- **Exercise prompt**
Extract all records. Keep each one exact.
[[ Record extracts, beginning ]]
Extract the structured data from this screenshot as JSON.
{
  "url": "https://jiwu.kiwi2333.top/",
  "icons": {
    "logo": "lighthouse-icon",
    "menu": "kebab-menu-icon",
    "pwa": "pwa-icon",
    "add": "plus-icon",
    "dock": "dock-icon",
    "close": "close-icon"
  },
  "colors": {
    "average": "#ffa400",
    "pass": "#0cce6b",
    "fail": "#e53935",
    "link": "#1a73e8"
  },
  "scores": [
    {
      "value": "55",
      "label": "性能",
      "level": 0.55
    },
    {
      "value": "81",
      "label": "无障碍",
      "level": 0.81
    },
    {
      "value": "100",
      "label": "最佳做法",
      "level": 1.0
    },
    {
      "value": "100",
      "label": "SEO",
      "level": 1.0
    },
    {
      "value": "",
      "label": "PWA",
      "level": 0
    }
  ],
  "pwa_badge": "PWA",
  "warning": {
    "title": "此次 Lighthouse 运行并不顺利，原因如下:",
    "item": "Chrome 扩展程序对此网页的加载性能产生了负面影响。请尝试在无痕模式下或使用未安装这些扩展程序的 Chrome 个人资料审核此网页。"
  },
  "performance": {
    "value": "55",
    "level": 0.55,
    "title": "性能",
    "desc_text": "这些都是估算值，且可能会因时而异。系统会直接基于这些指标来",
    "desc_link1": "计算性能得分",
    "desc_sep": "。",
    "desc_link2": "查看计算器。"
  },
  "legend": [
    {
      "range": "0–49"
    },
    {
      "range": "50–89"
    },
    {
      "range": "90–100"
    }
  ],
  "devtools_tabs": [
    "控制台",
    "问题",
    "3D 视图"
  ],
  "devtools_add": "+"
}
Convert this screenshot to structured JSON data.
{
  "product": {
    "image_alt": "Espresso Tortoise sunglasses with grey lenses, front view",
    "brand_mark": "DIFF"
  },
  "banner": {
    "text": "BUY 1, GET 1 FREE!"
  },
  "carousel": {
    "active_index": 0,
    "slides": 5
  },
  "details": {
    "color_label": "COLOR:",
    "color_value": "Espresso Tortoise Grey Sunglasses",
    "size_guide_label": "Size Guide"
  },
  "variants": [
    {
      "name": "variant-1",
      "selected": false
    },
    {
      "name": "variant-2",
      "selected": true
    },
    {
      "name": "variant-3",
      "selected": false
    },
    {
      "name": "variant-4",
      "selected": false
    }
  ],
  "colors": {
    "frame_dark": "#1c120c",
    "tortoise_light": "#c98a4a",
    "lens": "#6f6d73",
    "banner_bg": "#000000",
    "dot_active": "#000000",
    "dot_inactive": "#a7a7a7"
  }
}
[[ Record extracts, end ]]
- **Task result**
Extract the structured data from this screenshot as JSON.
{
  "url": "https://jiwu.kiwi2333.top/",
  "icons": {
    "logo": "lighthouse-icon",
    "menu": "kebab-menu-icon",
    "pwa": "pwa-icon",
    "add": "plus-icon",
    "dock": "dock-icon",
    "close": "close-icon"
  },
  "colors": {
    "average": "#ffa400",
    "pass": "#0cce6b",
    "fail": "#e53935",
    "link": "#1a73e8"
  },
  "scores": [
    {
      "value": "55",
      "label": "性能",
      "level": 0.55
    },
    {
      "value": "81",
      "label": "无障碍",
      "level": 0.81
    },
    {
      "value": "100",
      "label": "最佳做法",
      "level": 1.0
    },
    {
      "value": "100",
      "label": "SEO",
      "level": 1.0
    },
    {
      "value": "",
      "label": "PWA",
      "level": 0
    }
  ],
  "pwa_badge": "PWA",
  "warning": {
    "title": "此次 Lighthouse 运行并不顺利，原因如下:",
    "item": "Chrome 扩展程序对此网页的加载性能产生了负面影响。请尝试在无痕模式下或使用未安装这些扩展程序的 Chrome 个人资料审核此网页。"
  },
  "performance": {
    "value": "55",
    "level": 0.55,
    "title": "性能",
    "desc_text": "这些都是估算值，且可能会因时而异。系统会直接基于这些指标来",
    "desc_link1": "计算性能得分",
    "desc_sep": "。",
    "desc_link2": "查看计算器。"
  },
  "legend": [
    {
      "range": "0–49"
    },
    {
      "range": "50–89"
    },
    {
      "range": "90–100"
    }
  ],
  "devtools_tabs": [
    "控制台",
    "问题",
    "3D 视图"
  ],
  "devtools_add": "+"
}
Convert this screenshot to structured JSON data.
{
  "product": {
    "image_alt": "Espresso Tortoise sunglasses with grey lenses, front view",
    "brand_mark": "DIFF"
  },
  "banner": {
    "text": "BUY 1, GET 1 FREE!"
  },
  "carousel": {
    "active_index": 0,
    "slides": 5
  },
  "details": {
    "color_label": "COLOR:",
    "color_value": "Espresso Tortoise Grey Sunglasses",
    "size_guide_label": "Size Guide"
  },
  "variants": [
    {
      "name": "variant-1",
      "selected": false
    },
    {
      "name": "variant-2",
      "selected": true
    },
    {
      "name": "variant-3",
      "selected": false
    },
    {
      "name": "variant-4",
      "selected": false
    }
  ],
  "colors": {
    "frame_dark": "#1c120c",
    "tortoise_light": "#c98a4a",
    "lens": "#6f6d73",
    "banner_bg": "#000000",
    "dot_active": "#000000",
    "dot_inactive": "#a7a7a7"
  }
}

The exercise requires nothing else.